Gayle King and Toxic Feminism
Social media is currently abuzz, with the current feud between legendary rapper Snoop Dogg and journalist Gayle King, as a result of her recent interview with WNBA star Lisa Leslie. Almost everyone seems to have an opinion about this issue, most seeming to side with Snoop and his demeaning characterization of Ms. King.
Gayle has also had her defenders, including former NSA official, Susan Rice, who warned that Snoop would face “an army” if he persisted in his vicious criticism. I personally think that Ms. King, overstepped her journalistic boundaries by repeatedly asking Lisa Leslie, about Kobe’s rape allegations so soon after his tragic death. However, Snoop lost some credibility by appearing to issue a threat and referring to her as, “a dog faced bitch.”
It’s shameful that Kobe’s death sparked such a nasty, public fight between two influential African-Americans, but the issue that needs to be discussed is, why would Gayle bring up such a sensitive issue during such a tragic time? Was she just trying to increase her ratings? Is she truly a sellout? A man hater?
I think that Gayle’s line of questioning is rooted in an obscure new terminology, called “toxic feminism.” For those who aren’t familiar with this term, it’s essentially when women, use their femininity as a weapon and as leverage in any situation that may benefit them. This term became popular, as a response to the MeToo movement, where legitimate allegations against Hollywood elites, like Harvey Weinstein, were levied, but also swept up well respected men, with spurious allegations.
The allegations against the latter, is the root of toxic feminism. Women using the MeToo movement as a weapon to settle old scores, and ruin the lives of men, whom they despise — regardless of the veracity of their assault claims.
Many details about Kobe’s accuser, emerged during the trial, most notably that his accuser bragged about sex with Kobe, and the forensics determined that she had semen from five other different men on her panties. Sex between Kobe and his accuser, was probably consensual. However, she saw an opportunity to blackmail him and allegedly received $2.5 million as a settlement.
After the trial, Kobe returned to his basketball life, tearing up the league and setting numerous NBA records. His play and his dominance over the years, helped to distance himself from the troubling rape allegations. When Kobe’s name was mentioned, rarely did anyone bring up the topic of rape, until Ms. King’s interview.
Gayle was not alone in dredging up the dated rape allegation. Many women — including black women, expressed sympathy for his alleged victim via social media. The bitterness and vitriol from black people is because of Ms. King’s ethnicity, the insensitive timing of her questions and her association with Oprah Winfrey. Oprah and Gayle are being “dragged” online with mean-spirited (and comical) memes, expressing their dislike for the two celebrities — due to their apparent criticism of black male celebrities.

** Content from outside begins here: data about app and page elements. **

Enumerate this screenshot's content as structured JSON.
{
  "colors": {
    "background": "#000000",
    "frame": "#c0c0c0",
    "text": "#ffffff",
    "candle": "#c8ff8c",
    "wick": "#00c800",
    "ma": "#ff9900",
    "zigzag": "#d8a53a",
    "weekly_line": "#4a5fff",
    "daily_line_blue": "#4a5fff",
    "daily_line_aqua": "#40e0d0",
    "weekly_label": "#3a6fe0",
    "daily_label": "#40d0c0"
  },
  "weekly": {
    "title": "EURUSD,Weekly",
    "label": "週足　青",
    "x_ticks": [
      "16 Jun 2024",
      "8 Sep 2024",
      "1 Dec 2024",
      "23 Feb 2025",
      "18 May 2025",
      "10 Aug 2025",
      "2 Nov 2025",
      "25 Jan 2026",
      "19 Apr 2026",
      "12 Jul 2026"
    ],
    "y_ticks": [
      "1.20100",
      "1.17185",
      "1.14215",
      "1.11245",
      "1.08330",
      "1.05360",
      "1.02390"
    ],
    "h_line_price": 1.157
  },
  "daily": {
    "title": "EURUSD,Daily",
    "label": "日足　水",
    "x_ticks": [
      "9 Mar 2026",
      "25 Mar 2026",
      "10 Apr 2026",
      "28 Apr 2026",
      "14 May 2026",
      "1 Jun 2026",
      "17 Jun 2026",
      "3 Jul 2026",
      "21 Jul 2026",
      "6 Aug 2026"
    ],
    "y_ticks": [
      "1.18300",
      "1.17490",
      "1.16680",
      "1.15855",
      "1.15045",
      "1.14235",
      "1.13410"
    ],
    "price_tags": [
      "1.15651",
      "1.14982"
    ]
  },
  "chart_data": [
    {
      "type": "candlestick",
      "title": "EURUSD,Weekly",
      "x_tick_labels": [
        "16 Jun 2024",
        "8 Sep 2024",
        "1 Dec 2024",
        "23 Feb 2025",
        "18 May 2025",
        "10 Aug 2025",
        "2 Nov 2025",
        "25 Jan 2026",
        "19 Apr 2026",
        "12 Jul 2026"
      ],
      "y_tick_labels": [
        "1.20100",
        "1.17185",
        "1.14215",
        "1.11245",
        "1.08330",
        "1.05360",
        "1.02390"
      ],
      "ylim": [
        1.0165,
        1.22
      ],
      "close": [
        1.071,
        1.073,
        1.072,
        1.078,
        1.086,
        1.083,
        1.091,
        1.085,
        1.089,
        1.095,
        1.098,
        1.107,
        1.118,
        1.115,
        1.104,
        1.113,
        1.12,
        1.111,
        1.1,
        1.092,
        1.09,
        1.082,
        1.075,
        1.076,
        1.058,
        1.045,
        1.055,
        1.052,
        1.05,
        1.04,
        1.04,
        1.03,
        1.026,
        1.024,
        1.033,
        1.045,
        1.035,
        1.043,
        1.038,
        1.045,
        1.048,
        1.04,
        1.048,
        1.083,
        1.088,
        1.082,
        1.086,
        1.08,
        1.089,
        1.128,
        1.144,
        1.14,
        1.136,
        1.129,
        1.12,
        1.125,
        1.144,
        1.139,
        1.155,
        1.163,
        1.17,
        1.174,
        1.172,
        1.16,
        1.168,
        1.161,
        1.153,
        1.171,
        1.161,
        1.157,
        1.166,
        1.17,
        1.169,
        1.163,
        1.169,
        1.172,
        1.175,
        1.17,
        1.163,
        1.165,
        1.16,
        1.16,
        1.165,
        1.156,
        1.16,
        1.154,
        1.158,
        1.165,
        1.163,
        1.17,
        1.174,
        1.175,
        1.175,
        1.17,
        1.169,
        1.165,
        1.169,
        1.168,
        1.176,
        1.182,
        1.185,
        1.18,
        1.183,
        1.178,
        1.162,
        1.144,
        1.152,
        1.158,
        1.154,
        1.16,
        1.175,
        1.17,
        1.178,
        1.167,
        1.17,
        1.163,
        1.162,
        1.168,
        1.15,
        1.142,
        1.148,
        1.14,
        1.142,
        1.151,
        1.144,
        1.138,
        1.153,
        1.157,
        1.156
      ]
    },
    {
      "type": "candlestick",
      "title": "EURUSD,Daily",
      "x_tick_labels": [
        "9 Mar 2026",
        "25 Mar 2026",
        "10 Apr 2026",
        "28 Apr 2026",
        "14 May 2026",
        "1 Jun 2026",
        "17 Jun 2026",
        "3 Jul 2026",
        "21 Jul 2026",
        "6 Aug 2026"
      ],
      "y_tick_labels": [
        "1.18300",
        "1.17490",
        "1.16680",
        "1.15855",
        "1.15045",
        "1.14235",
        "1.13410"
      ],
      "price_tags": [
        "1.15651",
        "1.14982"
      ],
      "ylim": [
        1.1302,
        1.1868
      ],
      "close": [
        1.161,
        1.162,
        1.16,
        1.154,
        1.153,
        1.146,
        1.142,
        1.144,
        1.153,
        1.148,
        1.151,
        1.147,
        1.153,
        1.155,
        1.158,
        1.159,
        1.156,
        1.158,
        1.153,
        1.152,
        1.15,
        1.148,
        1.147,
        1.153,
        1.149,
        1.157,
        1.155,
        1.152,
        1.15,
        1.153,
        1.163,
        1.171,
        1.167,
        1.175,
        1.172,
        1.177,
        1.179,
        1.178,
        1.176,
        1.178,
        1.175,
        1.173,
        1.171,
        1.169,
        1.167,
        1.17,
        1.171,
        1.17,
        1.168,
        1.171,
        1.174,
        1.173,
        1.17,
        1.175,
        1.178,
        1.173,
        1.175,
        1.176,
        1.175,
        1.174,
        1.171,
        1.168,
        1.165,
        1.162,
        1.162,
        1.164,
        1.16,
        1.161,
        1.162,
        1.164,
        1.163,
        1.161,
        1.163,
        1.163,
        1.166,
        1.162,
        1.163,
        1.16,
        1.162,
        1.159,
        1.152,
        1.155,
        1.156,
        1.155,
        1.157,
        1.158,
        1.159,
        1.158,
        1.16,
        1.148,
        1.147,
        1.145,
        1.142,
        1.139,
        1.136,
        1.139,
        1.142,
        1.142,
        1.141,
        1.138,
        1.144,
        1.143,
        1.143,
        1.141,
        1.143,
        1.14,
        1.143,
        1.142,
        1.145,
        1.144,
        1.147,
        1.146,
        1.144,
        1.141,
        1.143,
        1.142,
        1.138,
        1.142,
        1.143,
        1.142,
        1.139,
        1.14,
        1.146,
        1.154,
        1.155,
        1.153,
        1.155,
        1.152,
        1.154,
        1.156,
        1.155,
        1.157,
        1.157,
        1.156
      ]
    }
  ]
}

Gayle probably thought her questions about the alleged rape were appropriate, because of the heightened popularity of the MeToo movement and the sense of empowerment it created for women to speak out. But that sense of empowerment can become toxic, when you only see the world through the eyes of a woman.
As men, we’re prone to exhibit our masculinity, it’s our nature — but we’re also aware that there are professional boundaries. When a man crosses that boundary, then he will judged by his actions, but toxic feminism, asserts that all men are the problem.
When you fail to empathize with a man because of his gender, you become toxic. When you fail to accept that your brother, or husband, or father is beyond redemption and empathy, then you become a toxic feminist.
Gayle has a son, and I’m sure that if tragedy were to strike him, she would not appreciate anyone bringing up questions about his past, immediately after his death. I also recently discovered an interview, where Gayle talks about walking in on her ex-husband having sex with her friend. I’m sure she wouldn’t want the media to bring this up at her passing, because it’s irrelevant, just as Kobe’s allegations are irrelevant to his legacy.
However, she felt empowered to question his legacy because he’s man — but Kobe deserves the same respect that she would give her son, and the same forgiveness she had for her ex-husband.
Rest in Power Kobe!
Follow Barrington Rose @40Confessions